Following a recent vote by the Department of Health and Human Services panel, which recommended that the U.S. Food and Drug Administration reverse its policy banning men who have had sex with men (MSM) from donating blood, the FDA announced yesterday that it will be replacing its current indefinite deferral policy with a policy that allows MSM to give blood if they have not had sex with another man in the past year. While this change will allow some MSM who were ineligible to donate blood in the past to donate blood, this new policy still raises questions about judicious, equal treatment for MSM in this particular situation.
The Reform Jewish Movement’s advocacy on issues concerning LGBT equality is rooted in the concept that all human beings are created “b’tzelem Elohim,” in the Divine image (Genesis 1:27), and therefore all human beings, regardless of sexual orientation, should be treated equally. Inspired by this concept and the Jewish teaching that “one who saves one life it is though one has saved the universe” (Mishnah Sanhedrin 4:5), Barbara Weinstein, Director of the Commission on Social Action of Reform Judaism wrote a letter to FDA Commissioner Margaret Hamburg last summer, urging her to “explain why the [lifelong] ban is medically necessary or develop non-discriminatory, targeted policies that value the contributions of all those who wish to selflessly donate in order to save others’ lives.”
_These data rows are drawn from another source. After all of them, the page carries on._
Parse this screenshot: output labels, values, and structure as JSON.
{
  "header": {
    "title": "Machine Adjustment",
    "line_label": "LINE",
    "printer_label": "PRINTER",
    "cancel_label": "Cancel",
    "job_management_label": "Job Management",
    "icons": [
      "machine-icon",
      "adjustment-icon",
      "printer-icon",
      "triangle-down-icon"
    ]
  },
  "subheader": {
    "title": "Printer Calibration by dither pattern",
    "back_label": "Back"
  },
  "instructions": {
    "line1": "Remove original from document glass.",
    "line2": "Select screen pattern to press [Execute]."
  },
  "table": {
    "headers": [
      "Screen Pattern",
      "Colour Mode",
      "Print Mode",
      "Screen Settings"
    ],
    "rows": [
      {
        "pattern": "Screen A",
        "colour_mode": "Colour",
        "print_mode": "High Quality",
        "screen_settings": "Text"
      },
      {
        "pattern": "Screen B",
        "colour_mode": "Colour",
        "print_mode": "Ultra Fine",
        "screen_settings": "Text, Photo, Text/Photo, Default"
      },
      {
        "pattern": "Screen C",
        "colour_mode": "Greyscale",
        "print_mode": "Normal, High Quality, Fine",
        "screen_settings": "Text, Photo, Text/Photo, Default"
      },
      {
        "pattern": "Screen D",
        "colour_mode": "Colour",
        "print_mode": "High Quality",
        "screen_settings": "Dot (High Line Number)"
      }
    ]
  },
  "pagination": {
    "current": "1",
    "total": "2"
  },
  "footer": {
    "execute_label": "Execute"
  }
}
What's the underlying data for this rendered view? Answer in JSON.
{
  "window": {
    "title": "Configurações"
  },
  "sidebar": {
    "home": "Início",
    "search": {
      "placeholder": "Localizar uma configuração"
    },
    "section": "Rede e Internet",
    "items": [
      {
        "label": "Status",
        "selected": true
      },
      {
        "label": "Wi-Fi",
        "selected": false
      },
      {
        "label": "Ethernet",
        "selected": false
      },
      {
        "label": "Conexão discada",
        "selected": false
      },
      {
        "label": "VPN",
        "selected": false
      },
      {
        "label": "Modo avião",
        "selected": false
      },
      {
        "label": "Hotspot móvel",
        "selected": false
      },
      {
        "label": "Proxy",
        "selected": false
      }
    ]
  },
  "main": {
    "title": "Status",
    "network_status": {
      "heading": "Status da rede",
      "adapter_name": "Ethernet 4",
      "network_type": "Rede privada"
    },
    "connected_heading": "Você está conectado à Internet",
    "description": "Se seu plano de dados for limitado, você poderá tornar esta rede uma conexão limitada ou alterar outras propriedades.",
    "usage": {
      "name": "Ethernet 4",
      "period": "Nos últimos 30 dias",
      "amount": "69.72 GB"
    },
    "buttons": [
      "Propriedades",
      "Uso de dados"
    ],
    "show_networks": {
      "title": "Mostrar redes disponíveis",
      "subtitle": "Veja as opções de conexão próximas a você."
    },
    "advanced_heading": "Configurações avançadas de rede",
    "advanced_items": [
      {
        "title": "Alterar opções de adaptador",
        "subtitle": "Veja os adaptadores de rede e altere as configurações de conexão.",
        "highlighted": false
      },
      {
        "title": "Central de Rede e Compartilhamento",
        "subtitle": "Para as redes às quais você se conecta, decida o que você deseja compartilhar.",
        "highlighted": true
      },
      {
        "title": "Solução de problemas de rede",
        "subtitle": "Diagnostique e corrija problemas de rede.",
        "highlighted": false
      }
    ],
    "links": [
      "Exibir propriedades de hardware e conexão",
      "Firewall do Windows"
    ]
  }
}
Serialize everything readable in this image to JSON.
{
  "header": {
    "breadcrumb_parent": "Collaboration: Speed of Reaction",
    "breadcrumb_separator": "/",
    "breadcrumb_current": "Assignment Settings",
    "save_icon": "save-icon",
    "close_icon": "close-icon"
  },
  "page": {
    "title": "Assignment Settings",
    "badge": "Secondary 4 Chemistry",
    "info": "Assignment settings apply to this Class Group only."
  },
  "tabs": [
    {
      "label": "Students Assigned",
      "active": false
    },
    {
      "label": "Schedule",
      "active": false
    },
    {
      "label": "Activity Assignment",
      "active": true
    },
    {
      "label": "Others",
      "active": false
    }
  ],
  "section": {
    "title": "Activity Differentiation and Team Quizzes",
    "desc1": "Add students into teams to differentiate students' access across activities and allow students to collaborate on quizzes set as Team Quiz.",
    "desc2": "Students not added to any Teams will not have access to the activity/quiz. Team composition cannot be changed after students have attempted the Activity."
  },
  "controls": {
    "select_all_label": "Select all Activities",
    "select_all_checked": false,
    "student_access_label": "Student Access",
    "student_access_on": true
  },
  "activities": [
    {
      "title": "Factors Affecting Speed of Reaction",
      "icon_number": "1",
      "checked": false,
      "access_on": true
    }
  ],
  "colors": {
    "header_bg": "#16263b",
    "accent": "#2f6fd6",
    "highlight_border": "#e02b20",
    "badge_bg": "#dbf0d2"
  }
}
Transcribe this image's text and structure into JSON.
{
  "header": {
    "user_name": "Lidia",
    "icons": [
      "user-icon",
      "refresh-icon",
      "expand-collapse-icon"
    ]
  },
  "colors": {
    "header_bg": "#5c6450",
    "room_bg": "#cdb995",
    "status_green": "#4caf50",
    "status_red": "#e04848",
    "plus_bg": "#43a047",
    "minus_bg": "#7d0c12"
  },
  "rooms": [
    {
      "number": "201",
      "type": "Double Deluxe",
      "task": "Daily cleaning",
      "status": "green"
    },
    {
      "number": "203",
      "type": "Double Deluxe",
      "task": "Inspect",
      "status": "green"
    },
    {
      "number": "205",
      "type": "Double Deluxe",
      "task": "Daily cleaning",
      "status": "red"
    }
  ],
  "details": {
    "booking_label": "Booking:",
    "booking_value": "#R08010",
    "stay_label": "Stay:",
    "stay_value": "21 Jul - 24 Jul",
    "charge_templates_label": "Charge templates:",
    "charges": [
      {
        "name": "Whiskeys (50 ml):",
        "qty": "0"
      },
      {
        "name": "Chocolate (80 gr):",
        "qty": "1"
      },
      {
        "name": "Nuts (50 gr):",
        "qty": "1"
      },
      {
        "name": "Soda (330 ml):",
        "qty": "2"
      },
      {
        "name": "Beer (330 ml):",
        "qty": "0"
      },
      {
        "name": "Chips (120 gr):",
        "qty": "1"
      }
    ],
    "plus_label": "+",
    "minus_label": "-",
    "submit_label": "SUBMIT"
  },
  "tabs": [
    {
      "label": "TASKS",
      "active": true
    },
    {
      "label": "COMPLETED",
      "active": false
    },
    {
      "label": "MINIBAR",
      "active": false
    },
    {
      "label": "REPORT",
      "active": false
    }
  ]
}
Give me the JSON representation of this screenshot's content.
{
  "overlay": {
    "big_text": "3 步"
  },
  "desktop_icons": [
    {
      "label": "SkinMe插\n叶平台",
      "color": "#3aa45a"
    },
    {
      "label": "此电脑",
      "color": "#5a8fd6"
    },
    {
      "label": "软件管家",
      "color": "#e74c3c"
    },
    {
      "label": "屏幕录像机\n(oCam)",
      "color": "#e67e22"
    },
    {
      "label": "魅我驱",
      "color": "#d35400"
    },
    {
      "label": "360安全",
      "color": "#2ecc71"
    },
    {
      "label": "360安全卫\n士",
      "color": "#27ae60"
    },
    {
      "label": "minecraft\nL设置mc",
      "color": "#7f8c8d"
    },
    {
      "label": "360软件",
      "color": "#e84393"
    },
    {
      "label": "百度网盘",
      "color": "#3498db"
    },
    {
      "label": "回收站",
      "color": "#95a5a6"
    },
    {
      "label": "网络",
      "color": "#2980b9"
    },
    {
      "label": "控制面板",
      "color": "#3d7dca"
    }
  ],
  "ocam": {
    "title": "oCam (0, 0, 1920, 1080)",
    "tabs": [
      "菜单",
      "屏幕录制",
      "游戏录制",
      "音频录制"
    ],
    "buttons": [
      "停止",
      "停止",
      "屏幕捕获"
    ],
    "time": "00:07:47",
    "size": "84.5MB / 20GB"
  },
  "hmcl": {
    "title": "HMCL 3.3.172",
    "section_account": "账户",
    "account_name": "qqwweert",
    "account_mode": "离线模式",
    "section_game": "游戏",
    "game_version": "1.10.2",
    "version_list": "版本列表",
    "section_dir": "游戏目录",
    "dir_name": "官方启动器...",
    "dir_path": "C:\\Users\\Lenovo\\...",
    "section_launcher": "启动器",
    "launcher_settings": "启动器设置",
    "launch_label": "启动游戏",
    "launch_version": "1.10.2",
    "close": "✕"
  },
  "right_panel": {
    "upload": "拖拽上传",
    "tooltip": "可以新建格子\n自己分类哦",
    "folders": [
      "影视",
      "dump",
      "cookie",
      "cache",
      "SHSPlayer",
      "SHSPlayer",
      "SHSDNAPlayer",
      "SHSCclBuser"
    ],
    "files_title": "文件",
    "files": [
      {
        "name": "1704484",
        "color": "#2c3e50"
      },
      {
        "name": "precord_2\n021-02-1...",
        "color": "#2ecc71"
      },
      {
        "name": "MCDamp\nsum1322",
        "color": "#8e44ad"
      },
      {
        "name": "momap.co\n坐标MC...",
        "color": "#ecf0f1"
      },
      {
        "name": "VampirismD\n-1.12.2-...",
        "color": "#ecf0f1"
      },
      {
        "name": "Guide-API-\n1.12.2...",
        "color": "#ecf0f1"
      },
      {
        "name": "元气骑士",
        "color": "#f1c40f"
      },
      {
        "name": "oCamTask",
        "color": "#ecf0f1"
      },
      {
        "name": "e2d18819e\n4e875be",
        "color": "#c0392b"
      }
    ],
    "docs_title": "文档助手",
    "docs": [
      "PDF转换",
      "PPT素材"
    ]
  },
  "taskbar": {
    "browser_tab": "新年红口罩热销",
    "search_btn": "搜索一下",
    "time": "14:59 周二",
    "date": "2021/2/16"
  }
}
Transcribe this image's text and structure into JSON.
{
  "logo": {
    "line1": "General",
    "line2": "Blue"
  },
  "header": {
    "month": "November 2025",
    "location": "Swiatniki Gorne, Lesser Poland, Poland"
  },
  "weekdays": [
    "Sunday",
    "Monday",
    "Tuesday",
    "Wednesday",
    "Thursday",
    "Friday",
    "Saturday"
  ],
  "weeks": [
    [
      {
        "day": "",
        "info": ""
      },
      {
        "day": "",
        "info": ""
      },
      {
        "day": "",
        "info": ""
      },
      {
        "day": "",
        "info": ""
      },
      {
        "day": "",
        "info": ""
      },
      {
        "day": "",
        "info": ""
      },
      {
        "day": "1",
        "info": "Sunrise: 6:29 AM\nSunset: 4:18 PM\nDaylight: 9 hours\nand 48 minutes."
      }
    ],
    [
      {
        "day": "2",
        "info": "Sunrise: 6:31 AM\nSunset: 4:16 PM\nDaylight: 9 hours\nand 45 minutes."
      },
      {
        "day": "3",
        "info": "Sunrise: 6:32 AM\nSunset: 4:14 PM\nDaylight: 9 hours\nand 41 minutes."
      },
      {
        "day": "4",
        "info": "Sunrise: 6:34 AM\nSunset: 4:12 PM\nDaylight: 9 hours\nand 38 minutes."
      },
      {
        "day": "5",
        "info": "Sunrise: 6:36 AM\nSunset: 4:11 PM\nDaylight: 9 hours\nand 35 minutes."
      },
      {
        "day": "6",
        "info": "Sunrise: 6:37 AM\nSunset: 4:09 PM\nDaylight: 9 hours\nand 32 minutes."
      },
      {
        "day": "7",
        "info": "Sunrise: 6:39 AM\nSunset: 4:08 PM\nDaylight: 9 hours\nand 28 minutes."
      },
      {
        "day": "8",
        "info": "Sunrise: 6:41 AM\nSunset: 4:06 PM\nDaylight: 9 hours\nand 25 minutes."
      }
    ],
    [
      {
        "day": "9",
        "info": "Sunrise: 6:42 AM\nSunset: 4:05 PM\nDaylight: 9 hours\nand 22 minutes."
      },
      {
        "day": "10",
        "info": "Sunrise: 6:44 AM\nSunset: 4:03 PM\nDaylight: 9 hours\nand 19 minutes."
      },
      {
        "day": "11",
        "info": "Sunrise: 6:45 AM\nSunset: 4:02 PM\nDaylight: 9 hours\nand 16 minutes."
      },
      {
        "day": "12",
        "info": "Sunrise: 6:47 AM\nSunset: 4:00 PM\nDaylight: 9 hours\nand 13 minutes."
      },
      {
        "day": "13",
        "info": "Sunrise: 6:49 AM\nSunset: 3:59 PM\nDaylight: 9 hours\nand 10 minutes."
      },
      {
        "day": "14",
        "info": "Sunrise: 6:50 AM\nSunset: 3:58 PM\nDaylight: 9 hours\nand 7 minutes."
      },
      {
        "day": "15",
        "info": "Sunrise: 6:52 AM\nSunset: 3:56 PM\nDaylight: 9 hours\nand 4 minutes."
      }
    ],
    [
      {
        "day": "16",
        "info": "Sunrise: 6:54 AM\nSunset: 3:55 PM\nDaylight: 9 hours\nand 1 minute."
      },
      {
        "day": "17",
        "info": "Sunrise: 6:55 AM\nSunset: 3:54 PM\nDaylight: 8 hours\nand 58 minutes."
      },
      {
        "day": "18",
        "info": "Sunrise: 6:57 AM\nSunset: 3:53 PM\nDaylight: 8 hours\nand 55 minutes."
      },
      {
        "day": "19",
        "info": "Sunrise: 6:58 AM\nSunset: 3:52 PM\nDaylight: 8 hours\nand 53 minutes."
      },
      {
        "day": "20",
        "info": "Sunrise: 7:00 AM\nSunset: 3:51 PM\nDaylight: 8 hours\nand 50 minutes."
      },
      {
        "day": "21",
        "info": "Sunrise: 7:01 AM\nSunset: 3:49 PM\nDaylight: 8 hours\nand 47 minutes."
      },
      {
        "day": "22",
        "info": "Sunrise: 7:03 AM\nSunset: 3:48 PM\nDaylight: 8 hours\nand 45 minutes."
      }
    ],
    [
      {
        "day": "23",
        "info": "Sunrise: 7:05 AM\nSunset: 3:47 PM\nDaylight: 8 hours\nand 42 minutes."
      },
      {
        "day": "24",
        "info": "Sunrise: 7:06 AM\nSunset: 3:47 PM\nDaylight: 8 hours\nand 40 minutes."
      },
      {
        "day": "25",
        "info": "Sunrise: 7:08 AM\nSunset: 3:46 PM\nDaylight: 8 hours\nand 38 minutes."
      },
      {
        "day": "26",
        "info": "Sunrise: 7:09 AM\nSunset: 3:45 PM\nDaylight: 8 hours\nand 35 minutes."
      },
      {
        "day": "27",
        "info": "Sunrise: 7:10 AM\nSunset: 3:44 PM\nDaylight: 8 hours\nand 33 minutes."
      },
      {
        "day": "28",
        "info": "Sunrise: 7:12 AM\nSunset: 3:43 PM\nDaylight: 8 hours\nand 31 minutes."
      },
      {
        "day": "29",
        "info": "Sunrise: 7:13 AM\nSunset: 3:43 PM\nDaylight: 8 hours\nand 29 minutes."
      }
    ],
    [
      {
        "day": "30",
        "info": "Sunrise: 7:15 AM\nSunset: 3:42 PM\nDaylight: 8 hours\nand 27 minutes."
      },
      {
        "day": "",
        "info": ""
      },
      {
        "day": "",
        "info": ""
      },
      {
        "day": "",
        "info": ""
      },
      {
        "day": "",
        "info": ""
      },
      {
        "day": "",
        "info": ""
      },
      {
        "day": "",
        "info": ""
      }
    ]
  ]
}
Currently, if you are a heterosexual person and have had sex with someone who might have HIV/AIDS, you must defer giving blood for one year. This deferral is different than the new one for MSM, which focuses only on the last time they had sex, not the risk level of their partners. In Barbara Weinstein’s letter, she stated that “the current ban may not adequately reflect risk factors associated with HIV beyond sexual orientation. Men and women who engage in unprotected sex with multiple partners face no delay or deferral, while a man who engages in protected, monogamous sex faces a lifetime ban.” While under this new policy, a man who engaged in “protected, monogamous sex” faces a year-long deferral instead of a lifelong ban, the underlying principle of this statement remains the same: this new policy continues to only consider sexual orientation as a risk factor as opposed to sexual practices.
Therefore, we hope that the FDA will continue to develop polices that are nondiscriminatory, and that value the contributions of all those who wish to selflessly donate in order to save others’ lives. A non-discriminatory targeted policy that evaluates one’s overall risk is the best way to ensure that blood donations are open to as many eligible healthy donors as possible while securing the safety of our blood supply.